BEGIN Records for processing
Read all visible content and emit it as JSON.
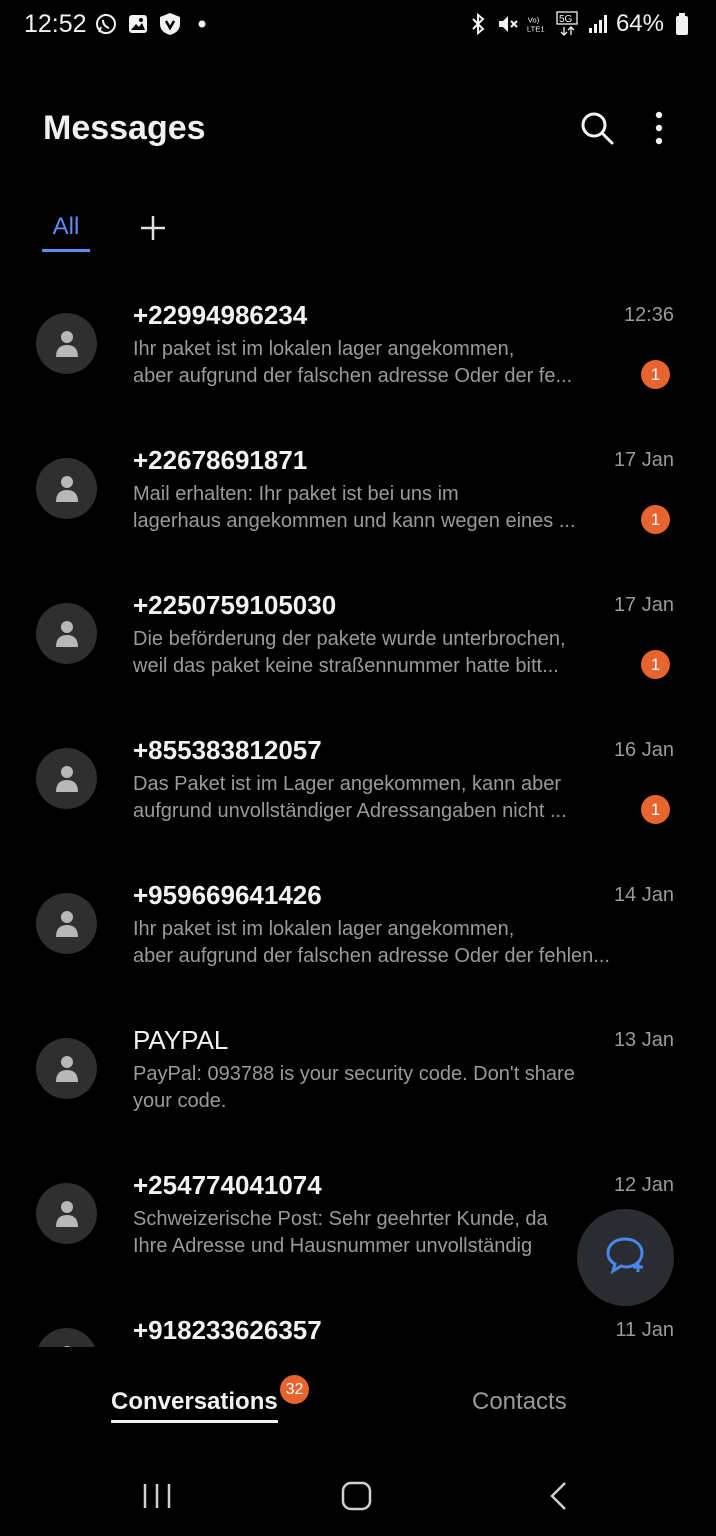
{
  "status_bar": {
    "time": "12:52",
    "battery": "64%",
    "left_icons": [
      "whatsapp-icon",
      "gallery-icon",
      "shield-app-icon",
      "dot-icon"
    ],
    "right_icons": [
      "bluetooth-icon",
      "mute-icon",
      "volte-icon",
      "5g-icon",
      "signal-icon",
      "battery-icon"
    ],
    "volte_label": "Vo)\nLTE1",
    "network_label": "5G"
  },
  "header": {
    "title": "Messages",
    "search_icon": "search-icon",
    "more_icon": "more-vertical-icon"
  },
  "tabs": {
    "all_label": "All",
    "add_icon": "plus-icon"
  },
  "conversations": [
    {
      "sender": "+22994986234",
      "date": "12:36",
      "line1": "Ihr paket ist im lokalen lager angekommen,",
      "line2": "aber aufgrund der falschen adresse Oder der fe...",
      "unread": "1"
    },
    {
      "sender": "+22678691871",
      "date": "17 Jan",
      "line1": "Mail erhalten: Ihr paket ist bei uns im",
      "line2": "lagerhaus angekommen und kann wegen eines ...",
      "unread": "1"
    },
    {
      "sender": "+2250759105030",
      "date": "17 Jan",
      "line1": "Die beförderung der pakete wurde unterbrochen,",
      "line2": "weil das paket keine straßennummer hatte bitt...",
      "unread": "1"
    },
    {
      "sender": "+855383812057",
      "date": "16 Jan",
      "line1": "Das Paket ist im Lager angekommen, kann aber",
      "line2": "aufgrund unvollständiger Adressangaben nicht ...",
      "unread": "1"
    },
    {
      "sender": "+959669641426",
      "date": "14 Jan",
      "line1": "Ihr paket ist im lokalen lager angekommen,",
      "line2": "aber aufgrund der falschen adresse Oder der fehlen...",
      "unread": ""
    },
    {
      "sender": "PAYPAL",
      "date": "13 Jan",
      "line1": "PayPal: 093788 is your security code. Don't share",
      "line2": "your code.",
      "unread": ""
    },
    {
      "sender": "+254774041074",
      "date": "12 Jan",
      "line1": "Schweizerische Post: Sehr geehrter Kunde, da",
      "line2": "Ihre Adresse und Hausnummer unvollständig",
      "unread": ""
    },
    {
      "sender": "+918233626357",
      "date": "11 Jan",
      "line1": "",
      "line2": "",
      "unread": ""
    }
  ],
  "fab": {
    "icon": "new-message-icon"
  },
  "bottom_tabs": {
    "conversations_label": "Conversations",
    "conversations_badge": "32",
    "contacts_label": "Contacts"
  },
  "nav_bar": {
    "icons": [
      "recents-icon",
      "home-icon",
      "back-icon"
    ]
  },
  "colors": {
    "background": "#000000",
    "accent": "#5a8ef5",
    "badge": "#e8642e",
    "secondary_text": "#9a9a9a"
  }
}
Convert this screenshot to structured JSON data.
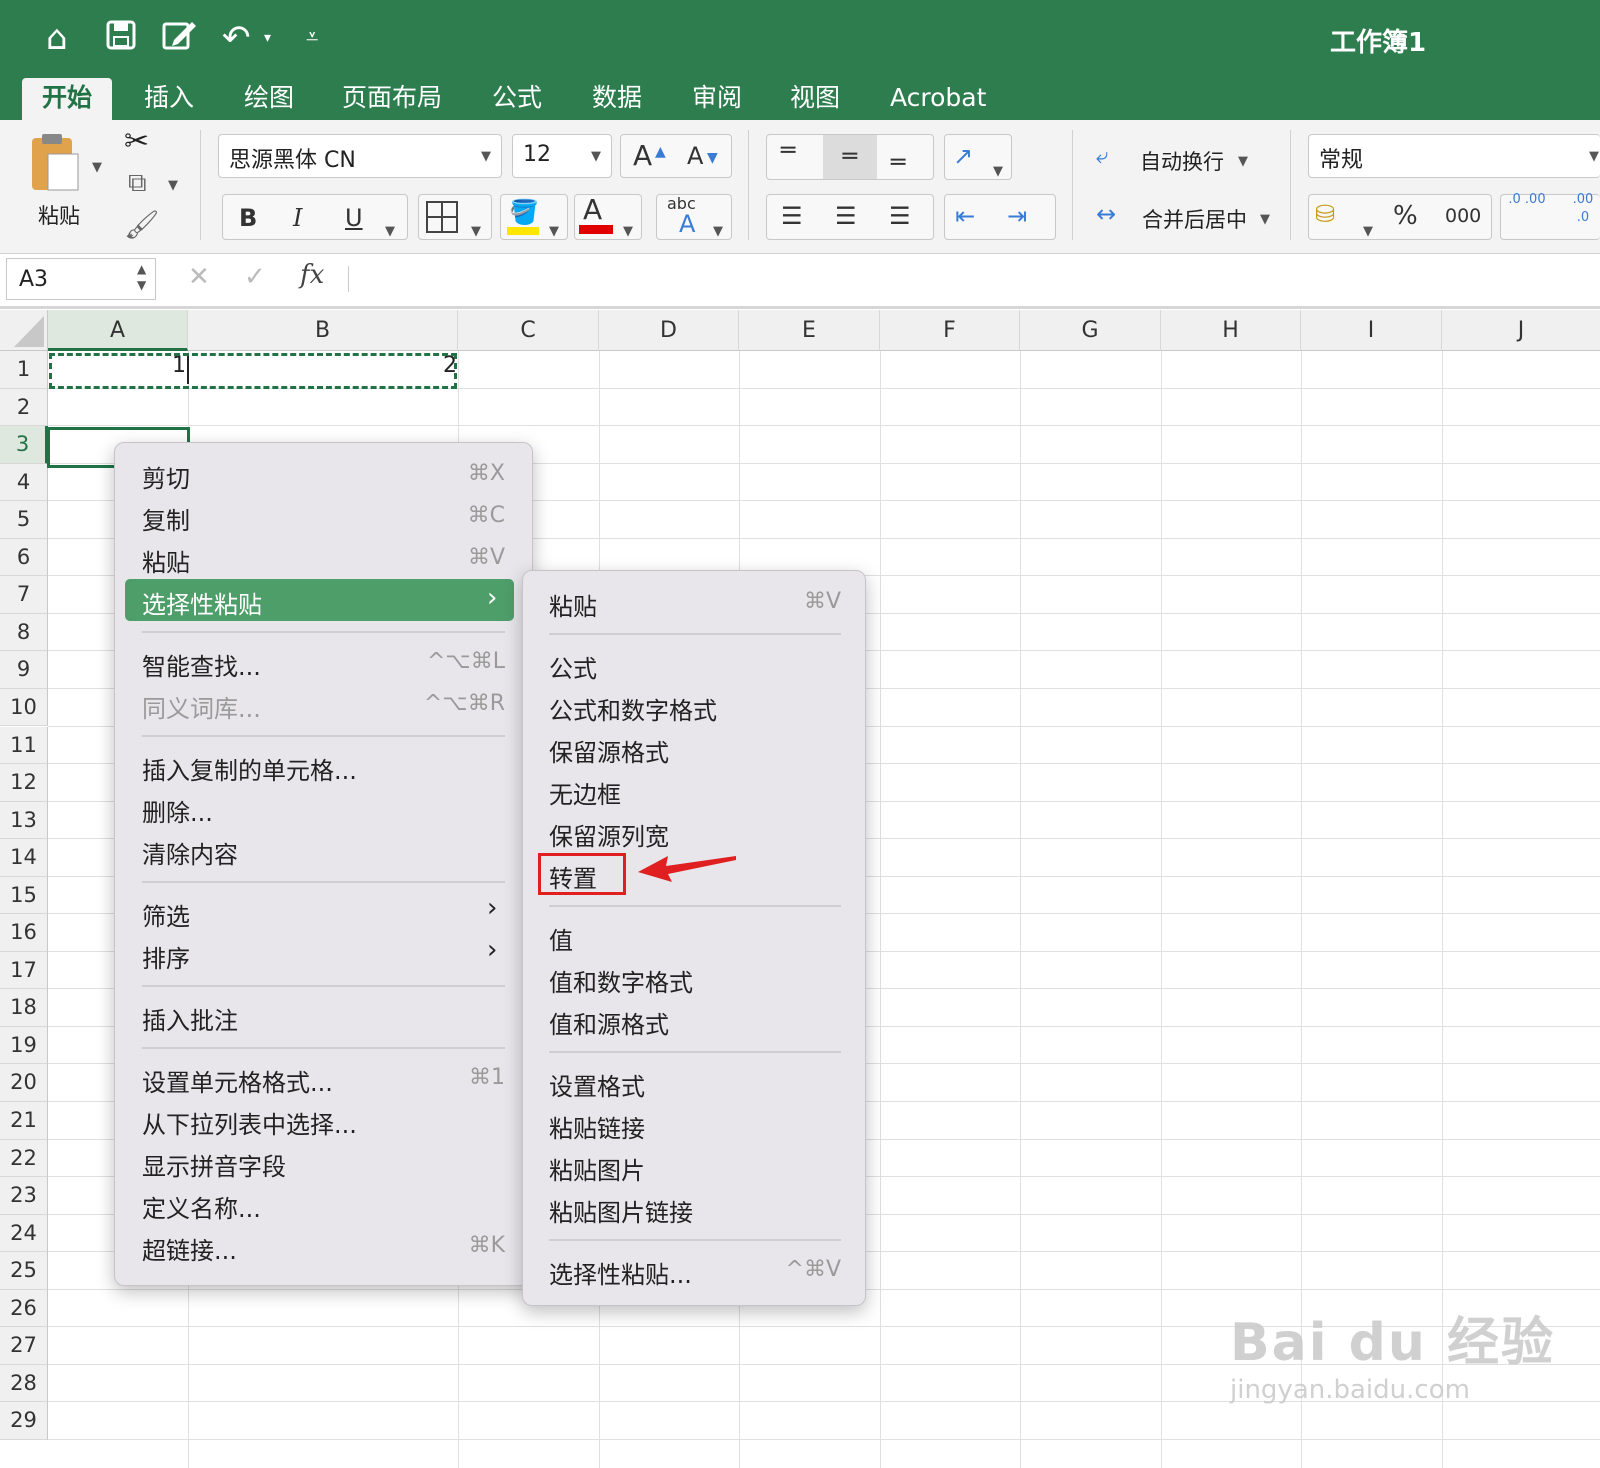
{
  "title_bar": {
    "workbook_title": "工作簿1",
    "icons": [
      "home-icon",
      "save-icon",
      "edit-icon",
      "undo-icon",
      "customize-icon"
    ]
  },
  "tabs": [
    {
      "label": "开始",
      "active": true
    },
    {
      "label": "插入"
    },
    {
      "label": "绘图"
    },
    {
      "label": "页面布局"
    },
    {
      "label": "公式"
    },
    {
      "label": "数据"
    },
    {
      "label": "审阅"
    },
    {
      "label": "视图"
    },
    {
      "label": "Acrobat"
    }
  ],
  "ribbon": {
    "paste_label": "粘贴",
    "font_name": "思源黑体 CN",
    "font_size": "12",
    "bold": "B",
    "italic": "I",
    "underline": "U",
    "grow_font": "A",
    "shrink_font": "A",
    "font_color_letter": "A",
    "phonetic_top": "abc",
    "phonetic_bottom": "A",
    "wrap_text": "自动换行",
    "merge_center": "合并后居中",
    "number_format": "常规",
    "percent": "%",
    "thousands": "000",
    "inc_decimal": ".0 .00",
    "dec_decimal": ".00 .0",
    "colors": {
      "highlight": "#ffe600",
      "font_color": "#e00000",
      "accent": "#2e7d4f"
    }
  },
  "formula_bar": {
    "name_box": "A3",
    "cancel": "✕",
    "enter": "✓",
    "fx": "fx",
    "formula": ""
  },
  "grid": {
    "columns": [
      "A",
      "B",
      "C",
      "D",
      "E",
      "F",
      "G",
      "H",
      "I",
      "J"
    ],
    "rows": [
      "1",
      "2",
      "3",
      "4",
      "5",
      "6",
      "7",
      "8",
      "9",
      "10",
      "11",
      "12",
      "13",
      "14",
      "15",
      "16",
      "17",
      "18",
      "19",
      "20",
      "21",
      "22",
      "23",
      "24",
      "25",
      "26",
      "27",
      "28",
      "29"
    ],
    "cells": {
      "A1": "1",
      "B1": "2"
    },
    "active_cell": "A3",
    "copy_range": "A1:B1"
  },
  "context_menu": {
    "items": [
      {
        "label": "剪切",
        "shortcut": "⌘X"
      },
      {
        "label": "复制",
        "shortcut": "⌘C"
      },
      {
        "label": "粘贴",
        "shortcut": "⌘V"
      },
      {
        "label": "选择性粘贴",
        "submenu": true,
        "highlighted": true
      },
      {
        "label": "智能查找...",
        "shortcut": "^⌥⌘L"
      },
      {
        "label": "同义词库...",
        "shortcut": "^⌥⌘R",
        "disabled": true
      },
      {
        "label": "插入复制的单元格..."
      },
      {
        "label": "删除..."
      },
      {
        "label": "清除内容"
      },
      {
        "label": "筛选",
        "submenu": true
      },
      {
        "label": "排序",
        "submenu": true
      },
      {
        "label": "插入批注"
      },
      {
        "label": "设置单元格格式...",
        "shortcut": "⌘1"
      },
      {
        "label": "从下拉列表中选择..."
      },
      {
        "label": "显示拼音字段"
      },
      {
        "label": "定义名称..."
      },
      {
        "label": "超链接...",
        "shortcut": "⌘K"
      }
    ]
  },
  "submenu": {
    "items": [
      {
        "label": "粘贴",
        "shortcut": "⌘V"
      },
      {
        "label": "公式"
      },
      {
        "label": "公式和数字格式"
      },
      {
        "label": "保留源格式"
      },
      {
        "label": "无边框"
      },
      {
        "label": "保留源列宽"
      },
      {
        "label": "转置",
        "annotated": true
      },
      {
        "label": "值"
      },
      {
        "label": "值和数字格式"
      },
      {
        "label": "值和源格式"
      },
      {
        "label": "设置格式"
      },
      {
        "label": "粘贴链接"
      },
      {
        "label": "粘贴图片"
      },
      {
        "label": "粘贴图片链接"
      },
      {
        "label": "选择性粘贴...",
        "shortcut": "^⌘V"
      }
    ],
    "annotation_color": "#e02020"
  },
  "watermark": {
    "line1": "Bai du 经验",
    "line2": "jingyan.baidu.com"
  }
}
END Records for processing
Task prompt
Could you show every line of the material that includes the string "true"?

Solution to this problem
      "active": true
        "submenu": true,
        "highlighted": true
        "disabled": true
        "submenu": true
        "submenu": true
        "annotated": true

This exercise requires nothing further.